The error-riddled National Games fall flatLack of infrastructure, poor management, little local ownership, and avoidable errors play spoilsport.
The primary goal of the National Games, when it began four decades ago in 1982, was to build multiple sports infrastructure at the same venue and give exposure to the most talented players of all regions of the country to prepare them for international meets.
But the Ninth National Games held from October 14 to 20 in Gandaki Province not only diluted this goal, but also saw conflict between the provincial and central bodies of the National Sports Council as well as the Sports Ministry.
Poor management of the games and sports venues, the organisers’ violation of basic norms of some games, lack of ownership by locals, disciplinary issues and death of paraglider Nisim Thapa were among the other dampers.

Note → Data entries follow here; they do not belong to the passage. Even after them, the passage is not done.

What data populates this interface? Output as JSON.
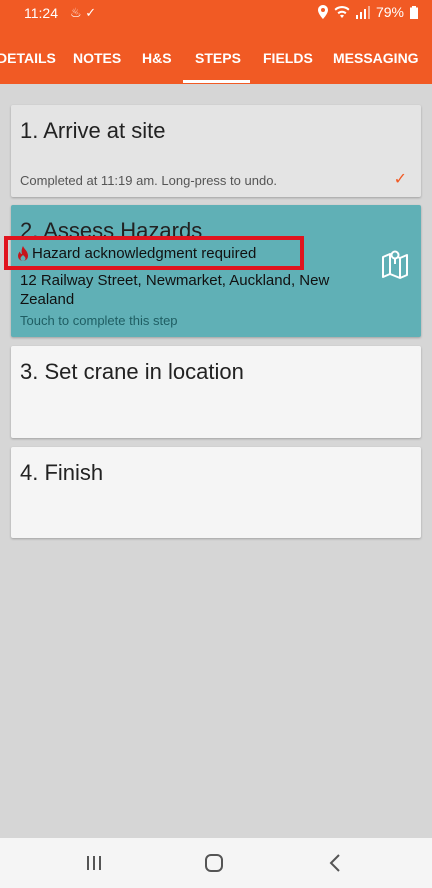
{
  "status_bar": {
    "time": "11:24",
    "battery": "79%"
  },
  "tabs": [
    {
      "label": "DETAILS"
    },
    {
      "label": "NOTES"
    },
    {
      "label": "H&S"
    },
    {
      "label": "STEPS",
      "active": true
    },
    {
      "label": "FIELDS"
    },
    {
      "label": "MESSAGING"
    }
  ],
  "steps": [
    {
      "title": "1. Arrive at site",
      "note": "Completed at 11:19 am. Long-press to undo."
    },
    {
      "title": "2. Assess Hazards",
      "hazard": "Hazard acknowledgment required",
      "address": "12 Railway Street, Newmarket, Auckland, New Zealand",
      "note": "Touch to complete this step"
    },
    {
      "title": "3. Set crane in location"
    },
    {
      "title": "4. Finish"
    }
  ],
  "colors": {
    "primary": "#f15a24",
    "active_step": "#60b0b6",
    "highlight_box": "#e0141e"
  }
}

Yet there were also positives: the promises shown by some athletes and new national records. During the games, athletics saw 10 new national records with Som Bahadur Kumar eclipsing a 28-year-old mark.
Yet the overall mood was undoubtedly sombre.
“Not a single sports infrastructure was built during the games as most events were held at the same facilities in Pokhara, Kaski that had hosted the 19th South Asian Games (SAG), said Khem Bahadur Gurung, a member of the Second National Games Organising Committee for the event held in Pokhara in 1984. “One of the major objectives of the National Games has always been to develop good sports infrastructure in host areas. Right now, this ultimately translates to having such infrastructure in all seven provinces.”
The organisers however claimed that they have indeed upgraded some facilities. Apart from Kaski, the games were also held in Parbat, Baglung, Myagdi, Syangja, Nawalpur, Tanahun and Gorkha of Gandaki. Even so, besides Kaski, no new infrastructures were built in other districts.
“The games were a total failure in terms of infrastructure development. It could have been organised in Kathmandu if its purpose was only competition among athletes. The organising body National Sports Council [NSC] wanted to hold the games at any cost,” said Gurung. He also pointed to lack of coordination between the National Sports Council (centre), the Ministry of Youth and Sports and the Gandaki chapter of the NSC.
“The problem, I assume, is that CPN (Maoist Centre) leads both the federal-level NSC as well as the ministry. But the provincial body is led by Nepali Congress and CPN-UML leaders,” said Guruing. “There is a lack of trust between the central and provincial bodies. The NSC used not only technical manpower from the centre, they even hired sweepers from Kathmandu.”
Even during the opening ceremony with some spectacular firework displays, less than half the seats on the parapet were occupied. “There was little promotion. Even people of Pokhara did not know that the city was hosting the games,” Gurung added.
There were also weaknesses in venue management and technical areas. The work of laying grass for women’s football in Waling was delayed and was completed only a day before the inauguration. The delay meant players had to play on an uneven pitch, risking injuries. Such was also the state of the hockey ground for both men’s and women’s games. The ground was not ready until the scheduled kickoff.
The NSC failed to provide the sports kits (jersey sets) to the women's hockey teams of Sudurpaschim and Province 1 on time. Province 1 women players were forced to borrow jerseys from their male counterparts.
Men’s volleyball that took place in Pokhara was conducted on an old mat which injured many players. The mat was later removed and the game was played on natural turf.
There were also technical glitches during the football and swimming competitions. The same teams played on consecutive days by going against international football rules: there needs to be a gap of at least 48 hours between games, as per FIFA standards.
Swimming saw a total of 15 national records in the games with Tribhuvan Army Club swimmer Duana Lama claiming nine golds, with five new national records set. The records, however, will not be valid as the swimming pool of Fishtail Academy that hosted the event was later found sub-standard.
“The pool length was three inches shorter than the standard set by world swimming governing body, FINA,” said Prachanda Sharma, the secretary of the games’ technical sub-committee.
The National Games saw participation of 11 teams — seven provinces, Nepal Police, Nepal Army and Armed Police Force (APF), along with Non Resident Nepali Association. As many as 6,127 athletes took part: 3,414 males and 2,713 females. The Games featured 44 events and eight exhibition events.
The dominant Army once again defended their winners’ crown, winning 172 gold, 110 silver and 89 bronze to finish ahead of APF that secured 65 gold, 72 silver and 82 bronze medals.